** Given information follows **
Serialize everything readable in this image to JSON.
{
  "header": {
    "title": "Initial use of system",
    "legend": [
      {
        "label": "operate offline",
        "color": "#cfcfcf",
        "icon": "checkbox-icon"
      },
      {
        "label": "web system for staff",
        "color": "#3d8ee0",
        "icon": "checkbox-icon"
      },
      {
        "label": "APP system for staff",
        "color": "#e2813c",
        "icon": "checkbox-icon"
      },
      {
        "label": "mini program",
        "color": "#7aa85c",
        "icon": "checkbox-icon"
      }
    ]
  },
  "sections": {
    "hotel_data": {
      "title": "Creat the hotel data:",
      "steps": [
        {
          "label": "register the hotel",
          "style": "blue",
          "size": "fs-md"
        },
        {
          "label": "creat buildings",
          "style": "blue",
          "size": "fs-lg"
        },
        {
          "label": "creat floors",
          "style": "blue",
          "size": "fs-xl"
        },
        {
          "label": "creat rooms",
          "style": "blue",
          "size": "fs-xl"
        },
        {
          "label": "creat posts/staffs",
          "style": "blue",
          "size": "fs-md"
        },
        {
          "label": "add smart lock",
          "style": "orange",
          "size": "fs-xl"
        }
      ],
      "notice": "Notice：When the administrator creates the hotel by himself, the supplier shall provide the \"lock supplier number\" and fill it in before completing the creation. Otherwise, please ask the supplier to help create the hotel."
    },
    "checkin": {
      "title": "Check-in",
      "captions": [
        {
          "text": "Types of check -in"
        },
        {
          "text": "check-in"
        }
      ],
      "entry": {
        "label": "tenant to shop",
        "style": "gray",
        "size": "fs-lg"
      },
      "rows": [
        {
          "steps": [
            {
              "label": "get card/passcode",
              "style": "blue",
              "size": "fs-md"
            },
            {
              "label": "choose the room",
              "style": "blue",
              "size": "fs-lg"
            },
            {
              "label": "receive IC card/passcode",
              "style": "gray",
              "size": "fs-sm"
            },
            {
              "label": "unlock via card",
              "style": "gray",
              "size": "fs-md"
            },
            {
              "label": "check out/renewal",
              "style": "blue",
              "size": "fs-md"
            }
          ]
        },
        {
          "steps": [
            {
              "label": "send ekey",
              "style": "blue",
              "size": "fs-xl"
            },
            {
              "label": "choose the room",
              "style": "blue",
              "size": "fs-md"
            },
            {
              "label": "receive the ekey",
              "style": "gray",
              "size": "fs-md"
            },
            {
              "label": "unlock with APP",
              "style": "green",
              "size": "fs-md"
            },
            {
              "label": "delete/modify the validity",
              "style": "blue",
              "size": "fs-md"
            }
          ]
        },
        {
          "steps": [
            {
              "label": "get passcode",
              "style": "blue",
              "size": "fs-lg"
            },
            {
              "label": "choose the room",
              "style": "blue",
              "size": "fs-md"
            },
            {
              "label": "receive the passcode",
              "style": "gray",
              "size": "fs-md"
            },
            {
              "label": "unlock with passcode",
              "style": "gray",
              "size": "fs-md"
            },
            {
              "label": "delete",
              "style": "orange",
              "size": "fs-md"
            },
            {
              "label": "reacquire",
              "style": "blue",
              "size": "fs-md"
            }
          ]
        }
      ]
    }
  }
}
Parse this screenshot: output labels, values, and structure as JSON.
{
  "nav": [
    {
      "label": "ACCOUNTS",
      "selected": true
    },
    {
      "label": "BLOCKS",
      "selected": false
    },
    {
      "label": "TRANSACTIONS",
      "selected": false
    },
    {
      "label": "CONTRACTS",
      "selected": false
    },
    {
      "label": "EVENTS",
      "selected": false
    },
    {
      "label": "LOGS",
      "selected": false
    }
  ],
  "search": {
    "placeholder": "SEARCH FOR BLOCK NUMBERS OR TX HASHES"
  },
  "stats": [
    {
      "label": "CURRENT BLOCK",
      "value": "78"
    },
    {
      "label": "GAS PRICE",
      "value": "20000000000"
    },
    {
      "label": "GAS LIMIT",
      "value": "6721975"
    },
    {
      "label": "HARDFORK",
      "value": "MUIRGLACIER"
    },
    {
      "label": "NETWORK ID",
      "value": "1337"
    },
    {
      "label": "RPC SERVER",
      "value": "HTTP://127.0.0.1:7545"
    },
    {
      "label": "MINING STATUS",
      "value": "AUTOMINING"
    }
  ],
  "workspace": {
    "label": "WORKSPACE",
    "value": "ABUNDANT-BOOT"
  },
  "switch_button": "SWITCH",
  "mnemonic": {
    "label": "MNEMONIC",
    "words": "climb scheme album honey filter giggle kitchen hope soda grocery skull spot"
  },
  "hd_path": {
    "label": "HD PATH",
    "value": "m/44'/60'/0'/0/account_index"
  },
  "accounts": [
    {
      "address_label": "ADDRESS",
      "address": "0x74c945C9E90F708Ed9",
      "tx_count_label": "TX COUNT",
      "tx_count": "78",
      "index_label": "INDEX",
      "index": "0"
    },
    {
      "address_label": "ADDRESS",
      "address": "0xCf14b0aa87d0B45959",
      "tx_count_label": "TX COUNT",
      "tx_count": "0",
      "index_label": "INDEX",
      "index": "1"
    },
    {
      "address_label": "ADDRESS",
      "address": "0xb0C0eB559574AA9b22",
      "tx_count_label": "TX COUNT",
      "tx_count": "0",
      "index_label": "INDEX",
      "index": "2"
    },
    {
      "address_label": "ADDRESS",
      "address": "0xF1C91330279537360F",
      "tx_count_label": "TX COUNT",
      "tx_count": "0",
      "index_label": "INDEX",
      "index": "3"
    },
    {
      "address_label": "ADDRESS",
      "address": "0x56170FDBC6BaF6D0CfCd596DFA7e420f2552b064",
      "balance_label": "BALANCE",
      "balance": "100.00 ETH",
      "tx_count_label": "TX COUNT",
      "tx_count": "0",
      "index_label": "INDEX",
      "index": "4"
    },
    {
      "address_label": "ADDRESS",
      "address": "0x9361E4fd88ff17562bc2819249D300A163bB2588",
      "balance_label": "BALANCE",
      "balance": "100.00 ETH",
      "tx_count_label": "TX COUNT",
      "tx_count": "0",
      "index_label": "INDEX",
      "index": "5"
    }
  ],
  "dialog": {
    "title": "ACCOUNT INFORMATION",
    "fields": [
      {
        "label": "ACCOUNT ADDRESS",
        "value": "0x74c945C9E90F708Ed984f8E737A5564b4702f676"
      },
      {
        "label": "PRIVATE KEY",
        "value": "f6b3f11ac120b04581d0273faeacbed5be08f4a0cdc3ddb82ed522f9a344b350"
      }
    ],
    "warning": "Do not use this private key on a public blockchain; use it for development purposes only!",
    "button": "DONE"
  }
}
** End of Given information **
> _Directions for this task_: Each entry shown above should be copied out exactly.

> _Answer area_:
Serialize everything readable in this image to JSON.
{
  "header": {
    "title": "Initial use of system",
    "legend": [
      {
        "label": "operate offline",
        "color": "#cfcfcf",
        "icon": "checkbox-icon"
      },
      {
        "label": "web system for staff",
        "color": "#3d8ee0",
        "icon": "checkbox-icon"
      },
      {
        "label": "APP system for staff",
        "color": "#e2813c",
        "icon": "checkbox-icon"
      },
      {
        "label": "mini program",
        "color": "#7aa85c",
        "icon": "checkbox-icon"
      }
    ]
  },
  "sections": {
    "hotel_data": {
      "title": "Creat the hotel data:",
      "steps": [
        {
          "label": "register the hotel",
          "style": "blue",
          "size": "fs-md"
        },
        {
          "label": "creat buildings",
          "style": "blue",
          "size": "fs-lg"
        },
        {
          "label": "creat floors",
          "style": "blue",
          "size": "fs-xl"
        },
        {
          "label": "creat rooms",
          "style": "blue",
          "size": "fs-xl"
        },
        {
          "label": "creat posts/staffs",
          "style": "blue",
          "size": "fs-md"
        },
        {
          "label": "add smart lock",
          "style": "orange",
          "size": "fs-xl"
        }
      ],
      "notice": "Notice：When the administrator creates the hotel by himself, the supplier shall provide the \"lock supplier number\" and fill it in before completing the creation. Otherwise, please ask the supplier to help create the hotel."
    },
    "checkin": {
      "title": "Check-in",
      "captions": [
        {
          "text": "Types of check -in"
        },
        {
          "text": "check-in"
        }
      ],
      "entry": {
        "label": "tenant to shop",
        "style": "gray",
        "size": "fs-lg"
      },
      "rows": [
        {
          "steps": [
            {
              "label": "get card/passcode",
              "style": "blue",
              "size": "fs-md"
            },
            {
              "label": "choose the room",
              "style": "blue",
              "size": "fs-lg"
            },
            {
              "label": "receive IC card/passcode",
              "style": "gray",
              "size": "fs-sm"
            },
            {
              "label": "unlock via card",
              "style": "gray",
              "size": "fs-md"
            },
            {
              "label": "check out/renewal",
              "style": "blue",
              "size": "fs-md"
            }
          ]
        },
        {
          "steps": [
            {
              "label": "send ekey",
              "style": "blue",
              "size": "fs-xl"
            },
            {
              "label": "choose the room",
              "style": "blue",
              "size": "fs-md"
            },
            {
              "label": "receive the ekey",
              "style": "gray",
              "size": "fs-md"
            },
            {
              "label": "unlock with APP",
              "style": "green",
              "size": "fs-md"
            },
            {
              "label": "delete/modify the validity",
              "style": "blue",
              "size": "fs-md"
            }
          ]
        },
        {
          "steps": [
            {
              "label": "get passcode",
              "style": "blue",
              "size": "fs-lg"
            },
            {
              "label": "choose the room",
              "style": "blue",
              "size": "fs-md"
            },
            {
              "label": "receive the passcode",
              "style": "gray",
              "size": "fs-md"
            },
            {
              "label": "unlock with passcode",
              "style": "gray",
              "size": "fs-md"
            },
            {
              "label": "delete",
              "style": "orange",
              "size": "fs-md"
            },
            {
              "label": "reacquire",
              "style": "blue",
              "size": "fs-md"
            }
          ]
        }
      ]
    }
  }
}
Parse this screenshot: output labels, values, and structure as JSON.
{
  "nav": [
    {
      "label": "ACCOUNTS",
      "selected": true
    },
    {
      "label": "BLOCKS",
      "selected": false
    },
    {
      "label": "TRANSACTIONS",
      "selected": false
    },
    {
      "label": "CONTRACTS",
      "selected": false
    },
    {
      "label": "EVENTS",
      "selected": false
    },
    {
      "label": "LOGS",
      "selected": false
    }
  ],
  "search": {
    "placeholder": "SEARCH FOR BLOCK NUMBERS OR TX HASHES"
  },
  "stats": [
    {
      "label": "CURRENT BLOCK",
      "value": "78"
    },
    {
      "label": "GAS PRICE",
      "value": "20000000000"
    },
    {
      "label": "GAS LIMIT",
      "value": "6721975"
    },
    {
      "label": "HARDFORK",
      "value": "MUIRGLACIER"
    },
    {
      "label": "NETWORK ID",
      "value": "1337"
    },
    {
      "label": "RPC SERVER",
      "value": "HTTP://127.0.0.1:7545"
    },
    {
      "label": "MINING STATUS",
      "value": "AUTOMINING"
    }
  ],
  "workspace": {
    "label": "WORKSPACE",
    "value": "ABUNDANT-BOOT"
  },
  "switch_button": "SWITCH",
  "mnemonic": {
    "label": "MNEMONIC",
    "words": "climb scheme album honey filter giggle kitchen hope soda grocery skull spot"
  },
  "hd_path": {
    "label": "HD PATH",
    "value": "m/44'/60'/0'/0/account_index"
  },
  "accounts": [
    {
      "address_label": "ADDRESS",
      "address": "0x74c945C9E90F708Ed9",
      "tx_count_label": "TX COUNT",
      "tx_count": "78",
      "index_label": "INDEX",
      "index": "0"
    },
    {
      "address_label": "ADDRESS",
      "address": "0xCf14b0aa87d0B45959",
      "tx_count_label": "TX COUNT",
      "tx_count": "0",
      "index_label": "INDEX",
      "index": "1"
    },
    {
      "address_label": "ADDRESS",
      "address": "0xb0C0eB559574AA9b22",
      "tx_count_label": "TX COUNT",
      "tx_count": "0",
      "index_label": "INDEX",
      "index": "2"
    },
    {
      "address_label": "ADDRESS",
      "address": "0xF1C91330279537360F",
      "tx_count_label": "TX COUNT",
      "tx_count": "0",
      "index_label": "INDEX",
      "index": "3"
    },
    {
      "address_label": "ADDRESS",
      "address": "0x56170FDBC6BaF6D0CfCd596DFA7e420f2552b064",
      "balance_label": "BALANCE",
      "balance": "100.00 ETH",
      "tx_count_label": "TX COUNT",
      "tx_count": "0",
      "index_label": "INDEX",
      "index": "4"
    },
    {
      "address_label": "ADDRESS",
      "address": "0x9361E4fd88ff17562bc2819249D300A163bB2588",
      "balance_label": "BALANCE",
      "balance": "100.00 ETH",
      "tx_count_label": "TX COUNT",
      "tx_count": "0",
      "index_label": "INDEX",
      "index": "5"
    }
  ],
  "dialog": {
    "title": "ACCOUNT INFORMATION",
    "fields": [
      {
        "label": "ACCOUNT ADDRESS",
        "value": "0x74c945C9E90F708Ed984f8E737A5564b4702f676"
      },
      {
        "label": "PRIVATE KEY",
        "value": "f6b3f11ac120b04581d0273faeacbed5be08f4a0cdc3ddb82ed522f9a344b350"
      }
    ],
    "warning": "Do not use this private key on a public blockchain; use it for development purposes only!",
    "button": "DONE"
  }
}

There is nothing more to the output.